=== Section Start ===

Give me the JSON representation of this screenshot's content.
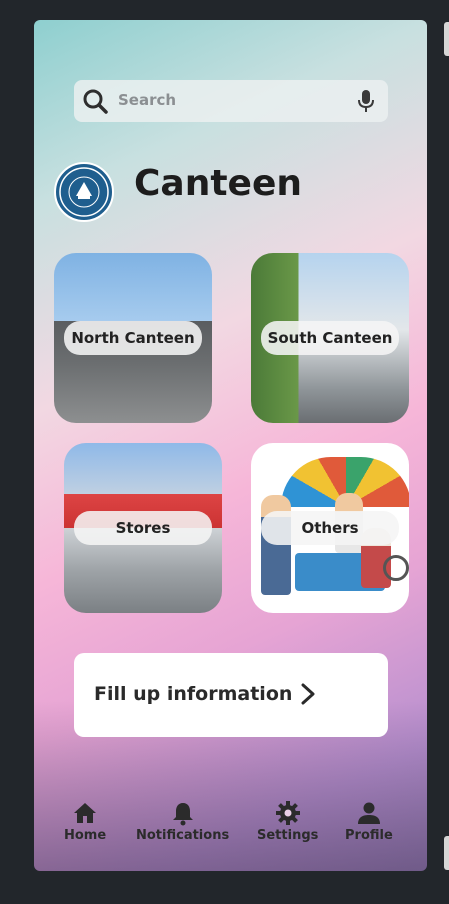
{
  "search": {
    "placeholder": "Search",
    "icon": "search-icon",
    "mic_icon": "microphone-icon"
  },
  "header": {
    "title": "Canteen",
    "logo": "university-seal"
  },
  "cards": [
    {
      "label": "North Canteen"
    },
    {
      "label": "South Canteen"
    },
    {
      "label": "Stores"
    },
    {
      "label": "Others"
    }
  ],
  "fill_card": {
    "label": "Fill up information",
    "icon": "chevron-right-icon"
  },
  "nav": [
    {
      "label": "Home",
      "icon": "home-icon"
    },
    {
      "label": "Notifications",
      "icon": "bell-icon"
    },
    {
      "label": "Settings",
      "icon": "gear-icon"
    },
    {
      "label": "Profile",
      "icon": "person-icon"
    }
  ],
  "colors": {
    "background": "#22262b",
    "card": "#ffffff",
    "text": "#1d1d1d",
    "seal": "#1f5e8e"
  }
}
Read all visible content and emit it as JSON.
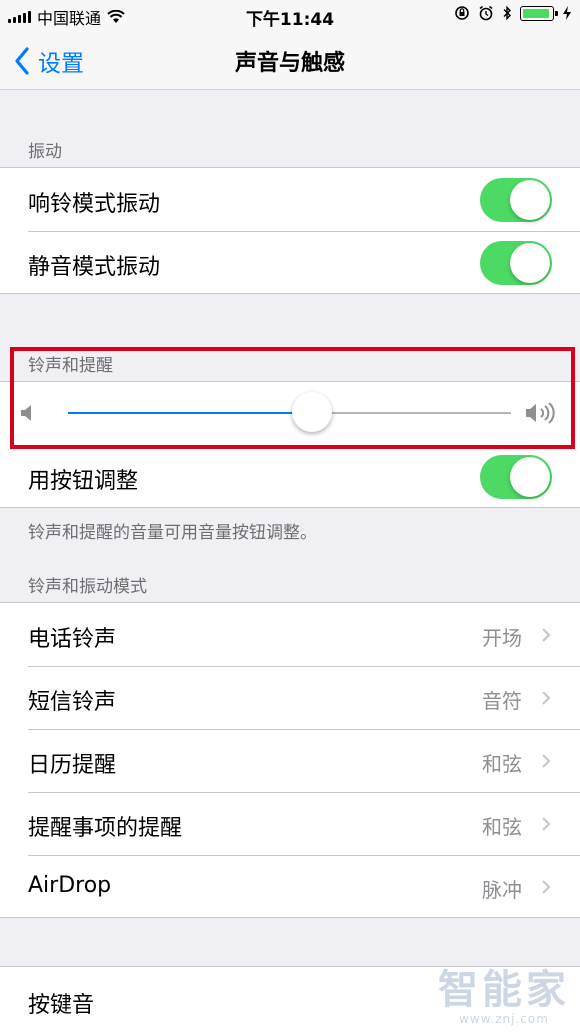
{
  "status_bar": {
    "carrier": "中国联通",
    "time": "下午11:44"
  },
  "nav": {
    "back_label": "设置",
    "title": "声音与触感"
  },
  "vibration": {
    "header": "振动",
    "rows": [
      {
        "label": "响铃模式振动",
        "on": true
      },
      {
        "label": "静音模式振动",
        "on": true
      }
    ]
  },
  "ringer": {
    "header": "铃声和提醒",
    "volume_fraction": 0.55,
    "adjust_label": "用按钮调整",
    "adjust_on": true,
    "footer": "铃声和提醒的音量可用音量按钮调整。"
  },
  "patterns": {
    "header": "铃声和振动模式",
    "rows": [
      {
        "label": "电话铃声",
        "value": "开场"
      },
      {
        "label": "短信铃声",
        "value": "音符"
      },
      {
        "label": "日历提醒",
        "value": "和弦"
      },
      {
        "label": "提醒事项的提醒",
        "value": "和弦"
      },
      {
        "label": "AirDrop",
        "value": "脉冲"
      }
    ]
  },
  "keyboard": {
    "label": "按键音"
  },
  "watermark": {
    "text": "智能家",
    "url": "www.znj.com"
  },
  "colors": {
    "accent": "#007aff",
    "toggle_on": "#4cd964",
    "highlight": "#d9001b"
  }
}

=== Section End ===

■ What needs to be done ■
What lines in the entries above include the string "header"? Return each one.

■ Answer section ■
  "header": {
    "header": "振动",
    "header": "铃声和提醒",
    "header": "铃声和振动模式",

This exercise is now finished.